ONE of Britain’s new £3bn aircraft carriers will be modified to operate as an amphibious fighting platform for the Royal Marines.
Philip Dunne, defence procurement minister, revealed the move following a question from Fareham MP, Suella Fernandes.
It was bitterly cold, and camping out in the Arctic is certainly not something I would recommend as a relaxing breakSuella Fernandes, Fareham MP
It comes after the government announced it would be scrapping the 22,000-tonne helicopter carrier, HMS Ocean, which provides aerial support for the marines.
Mr Dunne promised one of the two new Queen Elizabeth-class carriers – both of which will be based in Portsmouth – will be upgraded to maintain the nation’s ‘amphibious capability’.
The pledge comes following Ms Fernandes’s week spent on exercise with the navy’s elite troops in the freezing fjords of Norway.

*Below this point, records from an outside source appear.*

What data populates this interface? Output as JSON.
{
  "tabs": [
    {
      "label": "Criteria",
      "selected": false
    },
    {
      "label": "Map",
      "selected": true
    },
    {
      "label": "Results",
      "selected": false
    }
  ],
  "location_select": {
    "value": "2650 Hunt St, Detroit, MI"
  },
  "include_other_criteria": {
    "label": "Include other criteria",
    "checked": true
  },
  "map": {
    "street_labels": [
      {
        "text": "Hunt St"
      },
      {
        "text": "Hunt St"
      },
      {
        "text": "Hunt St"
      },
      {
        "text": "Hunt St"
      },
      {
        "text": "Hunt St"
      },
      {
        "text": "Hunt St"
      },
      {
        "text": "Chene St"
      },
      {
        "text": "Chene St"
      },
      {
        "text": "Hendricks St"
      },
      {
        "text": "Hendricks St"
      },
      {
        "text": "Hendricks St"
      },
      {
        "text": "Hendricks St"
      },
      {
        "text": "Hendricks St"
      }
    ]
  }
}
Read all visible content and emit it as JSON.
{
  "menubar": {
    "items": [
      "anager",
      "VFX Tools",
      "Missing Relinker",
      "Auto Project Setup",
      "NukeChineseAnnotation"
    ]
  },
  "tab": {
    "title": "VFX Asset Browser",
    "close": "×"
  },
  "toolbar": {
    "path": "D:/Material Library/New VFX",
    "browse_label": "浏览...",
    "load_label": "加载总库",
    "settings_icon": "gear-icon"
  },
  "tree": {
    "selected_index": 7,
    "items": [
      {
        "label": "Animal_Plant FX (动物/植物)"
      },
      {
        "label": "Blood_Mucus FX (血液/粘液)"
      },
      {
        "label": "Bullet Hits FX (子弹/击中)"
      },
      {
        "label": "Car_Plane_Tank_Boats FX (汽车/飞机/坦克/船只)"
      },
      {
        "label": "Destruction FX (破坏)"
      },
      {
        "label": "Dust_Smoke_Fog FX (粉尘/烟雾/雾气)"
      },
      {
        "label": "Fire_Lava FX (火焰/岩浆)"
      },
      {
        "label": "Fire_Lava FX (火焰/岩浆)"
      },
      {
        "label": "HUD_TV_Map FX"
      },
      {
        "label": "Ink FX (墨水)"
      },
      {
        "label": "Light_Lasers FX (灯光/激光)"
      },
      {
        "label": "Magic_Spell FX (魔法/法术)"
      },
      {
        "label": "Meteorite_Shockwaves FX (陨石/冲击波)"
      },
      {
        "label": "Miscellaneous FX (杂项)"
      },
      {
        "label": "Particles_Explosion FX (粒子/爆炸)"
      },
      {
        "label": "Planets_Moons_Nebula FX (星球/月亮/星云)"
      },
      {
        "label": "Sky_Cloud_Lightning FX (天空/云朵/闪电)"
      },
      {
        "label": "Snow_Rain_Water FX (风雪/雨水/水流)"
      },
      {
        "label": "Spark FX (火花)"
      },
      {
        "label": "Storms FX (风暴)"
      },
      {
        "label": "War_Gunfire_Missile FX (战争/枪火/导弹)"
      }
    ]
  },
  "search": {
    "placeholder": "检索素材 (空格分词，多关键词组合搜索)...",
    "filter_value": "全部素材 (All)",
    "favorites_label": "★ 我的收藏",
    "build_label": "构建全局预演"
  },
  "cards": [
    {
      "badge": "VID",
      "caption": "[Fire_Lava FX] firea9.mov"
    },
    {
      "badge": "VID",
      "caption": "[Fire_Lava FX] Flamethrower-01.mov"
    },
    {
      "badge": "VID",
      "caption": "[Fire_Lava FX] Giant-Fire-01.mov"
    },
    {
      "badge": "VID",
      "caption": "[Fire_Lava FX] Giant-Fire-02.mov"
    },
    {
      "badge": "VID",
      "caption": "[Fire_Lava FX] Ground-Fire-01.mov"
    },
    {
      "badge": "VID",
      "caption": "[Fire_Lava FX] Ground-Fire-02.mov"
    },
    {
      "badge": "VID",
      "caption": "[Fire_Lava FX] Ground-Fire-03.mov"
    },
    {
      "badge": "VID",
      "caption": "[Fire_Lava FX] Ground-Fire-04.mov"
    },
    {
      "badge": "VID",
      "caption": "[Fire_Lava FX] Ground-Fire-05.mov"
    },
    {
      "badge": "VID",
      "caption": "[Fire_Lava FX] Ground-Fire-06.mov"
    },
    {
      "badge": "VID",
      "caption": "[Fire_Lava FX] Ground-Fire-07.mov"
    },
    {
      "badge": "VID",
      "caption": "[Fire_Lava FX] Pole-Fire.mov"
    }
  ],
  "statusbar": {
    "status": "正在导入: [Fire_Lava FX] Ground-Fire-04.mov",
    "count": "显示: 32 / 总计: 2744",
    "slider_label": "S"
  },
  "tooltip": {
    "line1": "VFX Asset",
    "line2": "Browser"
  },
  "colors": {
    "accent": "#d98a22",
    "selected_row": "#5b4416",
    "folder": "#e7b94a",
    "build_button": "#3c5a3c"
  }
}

Speaking to MPs in the Commons, Mr Dunne said: ‘The SDSR (Strategic Defence and Security Review) is committed to maintaining amphibious capability.
‘We will be making modifications to one of the two Queen Elizabeth carriers to ensure that that persists for the life of that platform.’
The QEC aircraft carriers will operate as part of a Maritime Task Group.
The carrier will be capable of deploying up to 40 helicopters to support the marines on operation, from Apache attack helicopters, to Merlins, Chinooks and Wildcats.
During Ms Fernandes’s trip to Norway, she spent time with the men from 539 Assault Squadron during the force’s annual cold-weather training.
Situated in the Arctic Circle and with temperatures plummeting to -30C, it is one of the most challenging environments to train in.
But for the Royal Marines, it is a home away from home.
Troops learn to fight and survive in the harsh conditions as well as refining key skills that can be used on the front lines.
As part of the Fareham MP’s visit, she was able to witness some of the exercises first-hand, from aggressive amphibious assaults to stealthy reconnaissance missions.
And Ms Fernandes was given the chance to meet marines and inspect some of the equipment they use.
She said the role the marines played was ‘vital’ and that it was a ‘privilege’ to join them.
‘It was bitterly cold, and camping out in the Arctic is certainly not something I would recommend as a relaxing break, but I learned a huge amount from it,’ she added.